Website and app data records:
----------------------------------------

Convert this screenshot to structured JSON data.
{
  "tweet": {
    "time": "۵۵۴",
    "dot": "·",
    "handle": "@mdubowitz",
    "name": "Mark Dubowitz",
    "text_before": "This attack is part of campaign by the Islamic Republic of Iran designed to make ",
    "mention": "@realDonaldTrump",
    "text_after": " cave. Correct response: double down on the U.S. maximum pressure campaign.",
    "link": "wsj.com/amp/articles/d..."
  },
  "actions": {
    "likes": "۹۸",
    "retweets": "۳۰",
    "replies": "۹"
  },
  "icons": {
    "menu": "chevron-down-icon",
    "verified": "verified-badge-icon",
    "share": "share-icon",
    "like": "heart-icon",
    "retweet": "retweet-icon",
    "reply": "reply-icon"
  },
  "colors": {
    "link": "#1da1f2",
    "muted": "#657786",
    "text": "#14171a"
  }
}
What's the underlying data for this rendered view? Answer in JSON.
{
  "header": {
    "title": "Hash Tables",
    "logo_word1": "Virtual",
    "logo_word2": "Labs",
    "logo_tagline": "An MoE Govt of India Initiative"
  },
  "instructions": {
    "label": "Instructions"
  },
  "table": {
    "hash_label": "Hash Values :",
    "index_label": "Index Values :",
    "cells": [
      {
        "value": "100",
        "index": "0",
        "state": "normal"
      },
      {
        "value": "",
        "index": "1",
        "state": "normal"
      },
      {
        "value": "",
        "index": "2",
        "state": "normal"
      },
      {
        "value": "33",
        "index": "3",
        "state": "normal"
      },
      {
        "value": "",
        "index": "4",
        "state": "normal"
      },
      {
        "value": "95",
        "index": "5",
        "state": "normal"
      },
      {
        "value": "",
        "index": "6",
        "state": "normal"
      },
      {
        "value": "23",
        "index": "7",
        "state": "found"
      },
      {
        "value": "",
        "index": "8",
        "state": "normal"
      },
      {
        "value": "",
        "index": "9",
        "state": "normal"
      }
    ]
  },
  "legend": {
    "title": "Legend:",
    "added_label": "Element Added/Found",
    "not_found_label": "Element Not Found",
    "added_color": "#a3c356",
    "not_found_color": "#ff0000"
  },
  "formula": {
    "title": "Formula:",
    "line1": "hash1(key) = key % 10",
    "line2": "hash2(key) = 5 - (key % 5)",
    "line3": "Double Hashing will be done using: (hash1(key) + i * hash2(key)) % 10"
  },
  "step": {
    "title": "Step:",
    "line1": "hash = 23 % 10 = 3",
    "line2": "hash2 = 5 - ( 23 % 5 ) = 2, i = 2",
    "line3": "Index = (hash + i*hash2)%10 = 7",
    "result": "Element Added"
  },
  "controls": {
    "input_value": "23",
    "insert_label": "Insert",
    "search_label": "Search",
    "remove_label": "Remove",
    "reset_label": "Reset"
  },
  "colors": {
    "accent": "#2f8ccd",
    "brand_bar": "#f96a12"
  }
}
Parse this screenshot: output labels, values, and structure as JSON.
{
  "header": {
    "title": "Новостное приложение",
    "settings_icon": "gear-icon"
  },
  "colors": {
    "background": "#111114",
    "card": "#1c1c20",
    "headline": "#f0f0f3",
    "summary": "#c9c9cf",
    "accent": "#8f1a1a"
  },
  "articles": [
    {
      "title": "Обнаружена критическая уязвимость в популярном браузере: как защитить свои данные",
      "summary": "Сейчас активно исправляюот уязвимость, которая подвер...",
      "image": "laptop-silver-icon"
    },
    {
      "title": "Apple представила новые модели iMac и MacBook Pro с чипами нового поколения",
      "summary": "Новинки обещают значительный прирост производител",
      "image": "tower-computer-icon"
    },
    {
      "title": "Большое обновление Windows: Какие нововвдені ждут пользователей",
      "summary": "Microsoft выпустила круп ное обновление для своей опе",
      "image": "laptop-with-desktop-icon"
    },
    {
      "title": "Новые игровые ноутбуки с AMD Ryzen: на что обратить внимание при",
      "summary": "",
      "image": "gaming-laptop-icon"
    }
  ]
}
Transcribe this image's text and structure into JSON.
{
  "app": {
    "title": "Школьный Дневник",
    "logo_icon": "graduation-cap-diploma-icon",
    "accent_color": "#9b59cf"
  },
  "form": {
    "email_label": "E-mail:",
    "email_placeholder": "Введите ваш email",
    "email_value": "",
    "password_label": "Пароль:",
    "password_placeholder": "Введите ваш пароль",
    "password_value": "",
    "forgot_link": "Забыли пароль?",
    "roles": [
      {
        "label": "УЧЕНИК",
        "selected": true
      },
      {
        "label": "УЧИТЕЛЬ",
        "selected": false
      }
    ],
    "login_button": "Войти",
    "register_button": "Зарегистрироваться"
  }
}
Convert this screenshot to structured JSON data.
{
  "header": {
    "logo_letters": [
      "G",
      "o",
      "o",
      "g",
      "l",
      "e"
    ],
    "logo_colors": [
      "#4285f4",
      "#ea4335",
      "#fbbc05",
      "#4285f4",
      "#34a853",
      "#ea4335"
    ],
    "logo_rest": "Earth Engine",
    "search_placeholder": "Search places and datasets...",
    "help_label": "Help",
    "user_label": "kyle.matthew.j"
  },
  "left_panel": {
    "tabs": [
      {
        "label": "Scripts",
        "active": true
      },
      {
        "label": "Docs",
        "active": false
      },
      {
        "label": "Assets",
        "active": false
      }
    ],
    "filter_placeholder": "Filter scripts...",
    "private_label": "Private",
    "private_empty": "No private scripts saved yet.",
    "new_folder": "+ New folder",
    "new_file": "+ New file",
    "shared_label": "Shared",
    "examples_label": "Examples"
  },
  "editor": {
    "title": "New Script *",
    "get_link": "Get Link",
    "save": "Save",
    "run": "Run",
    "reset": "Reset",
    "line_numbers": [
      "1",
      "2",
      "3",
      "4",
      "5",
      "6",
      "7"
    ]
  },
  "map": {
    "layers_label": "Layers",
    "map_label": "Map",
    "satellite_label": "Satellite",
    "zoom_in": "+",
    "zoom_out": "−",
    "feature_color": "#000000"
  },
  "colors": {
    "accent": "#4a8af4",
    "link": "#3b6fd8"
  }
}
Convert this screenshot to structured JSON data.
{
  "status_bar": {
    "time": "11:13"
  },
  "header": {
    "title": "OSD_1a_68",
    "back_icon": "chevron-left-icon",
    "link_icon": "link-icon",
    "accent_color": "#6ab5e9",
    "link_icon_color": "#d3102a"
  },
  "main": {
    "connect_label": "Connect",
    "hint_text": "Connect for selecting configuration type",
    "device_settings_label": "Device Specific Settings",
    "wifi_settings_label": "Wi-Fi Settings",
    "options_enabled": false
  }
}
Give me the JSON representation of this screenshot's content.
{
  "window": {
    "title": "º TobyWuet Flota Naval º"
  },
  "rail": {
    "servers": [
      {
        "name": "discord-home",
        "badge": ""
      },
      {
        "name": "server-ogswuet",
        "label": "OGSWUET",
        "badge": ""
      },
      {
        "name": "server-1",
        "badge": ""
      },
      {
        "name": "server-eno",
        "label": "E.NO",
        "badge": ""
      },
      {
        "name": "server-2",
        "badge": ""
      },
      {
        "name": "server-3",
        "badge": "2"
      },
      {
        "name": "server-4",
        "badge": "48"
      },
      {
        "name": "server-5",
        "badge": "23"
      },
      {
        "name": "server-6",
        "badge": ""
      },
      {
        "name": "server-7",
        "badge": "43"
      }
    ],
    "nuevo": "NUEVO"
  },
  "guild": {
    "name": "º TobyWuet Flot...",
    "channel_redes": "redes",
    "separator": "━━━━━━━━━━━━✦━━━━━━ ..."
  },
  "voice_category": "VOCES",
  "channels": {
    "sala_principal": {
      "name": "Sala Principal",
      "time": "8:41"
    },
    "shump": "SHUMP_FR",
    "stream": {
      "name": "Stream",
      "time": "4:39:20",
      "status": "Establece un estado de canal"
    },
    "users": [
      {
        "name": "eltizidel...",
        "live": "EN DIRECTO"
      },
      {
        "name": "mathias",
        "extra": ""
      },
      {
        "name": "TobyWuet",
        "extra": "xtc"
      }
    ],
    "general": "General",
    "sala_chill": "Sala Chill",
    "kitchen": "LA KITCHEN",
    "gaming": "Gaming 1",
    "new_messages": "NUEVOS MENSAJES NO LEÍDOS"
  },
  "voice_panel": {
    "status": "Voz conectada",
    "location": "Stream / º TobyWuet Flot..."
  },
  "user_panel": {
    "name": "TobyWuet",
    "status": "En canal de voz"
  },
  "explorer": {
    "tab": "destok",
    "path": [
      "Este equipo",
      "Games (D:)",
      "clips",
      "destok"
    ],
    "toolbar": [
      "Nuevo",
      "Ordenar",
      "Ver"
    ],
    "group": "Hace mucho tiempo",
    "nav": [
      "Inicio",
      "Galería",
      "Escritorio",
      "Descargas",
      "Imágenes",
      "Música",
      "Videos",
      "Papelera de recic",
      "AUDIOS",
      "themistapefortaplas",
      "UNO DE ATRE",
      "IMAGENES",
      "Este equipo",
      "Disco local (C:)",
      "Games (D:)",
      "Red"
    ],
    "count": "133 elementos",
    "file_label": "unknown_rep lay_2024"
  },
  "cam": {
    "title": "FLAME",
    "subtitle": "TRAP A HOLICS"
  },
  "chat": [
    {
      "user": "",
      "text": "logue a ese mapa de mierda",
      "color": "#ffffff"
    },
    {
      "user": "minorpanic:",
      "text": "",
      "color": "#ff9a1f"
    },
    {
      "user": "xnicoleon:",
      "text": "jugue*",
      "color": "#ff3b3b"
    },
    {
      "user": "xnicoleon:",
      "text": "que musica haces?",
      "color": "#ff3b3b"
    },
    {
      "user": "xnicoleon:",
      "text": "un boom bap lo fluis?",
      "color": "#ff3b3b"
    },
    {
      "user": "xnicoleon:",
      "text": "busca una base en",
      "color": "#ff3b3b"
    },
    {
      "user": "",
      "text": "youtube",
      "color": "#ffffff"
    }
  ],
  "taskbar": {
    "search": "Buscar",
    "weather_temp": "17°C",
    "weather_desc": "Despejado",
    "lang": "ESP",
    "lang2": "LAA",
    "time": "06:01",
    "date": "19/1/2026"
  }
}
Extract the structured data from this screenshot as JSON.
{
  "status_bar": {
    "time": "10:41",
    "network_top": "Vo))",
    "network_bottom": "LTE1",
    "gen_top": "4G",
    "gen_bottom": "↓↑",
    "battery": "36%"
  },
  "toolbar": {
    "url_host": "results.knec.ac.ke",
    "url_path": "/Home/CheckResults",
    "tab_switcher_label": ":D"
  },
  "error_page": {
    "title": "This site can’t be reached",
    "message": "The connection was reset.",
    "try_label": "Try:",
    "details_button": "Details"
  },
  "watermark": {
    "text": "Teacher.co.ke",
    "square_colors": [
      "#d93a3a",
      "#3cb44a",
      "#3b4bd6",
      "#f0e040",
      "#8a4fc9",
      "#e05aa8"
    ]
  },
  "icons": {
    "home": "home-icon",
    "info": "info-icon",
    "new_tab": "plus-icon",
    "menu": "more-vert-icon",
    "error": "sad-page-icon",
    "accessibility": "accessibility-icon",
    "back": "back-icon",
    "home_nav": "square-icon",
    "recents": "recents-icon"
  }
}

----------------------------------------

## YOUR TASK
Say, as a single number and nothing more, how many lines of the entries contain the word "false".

## EXERCISE OUTPUT
4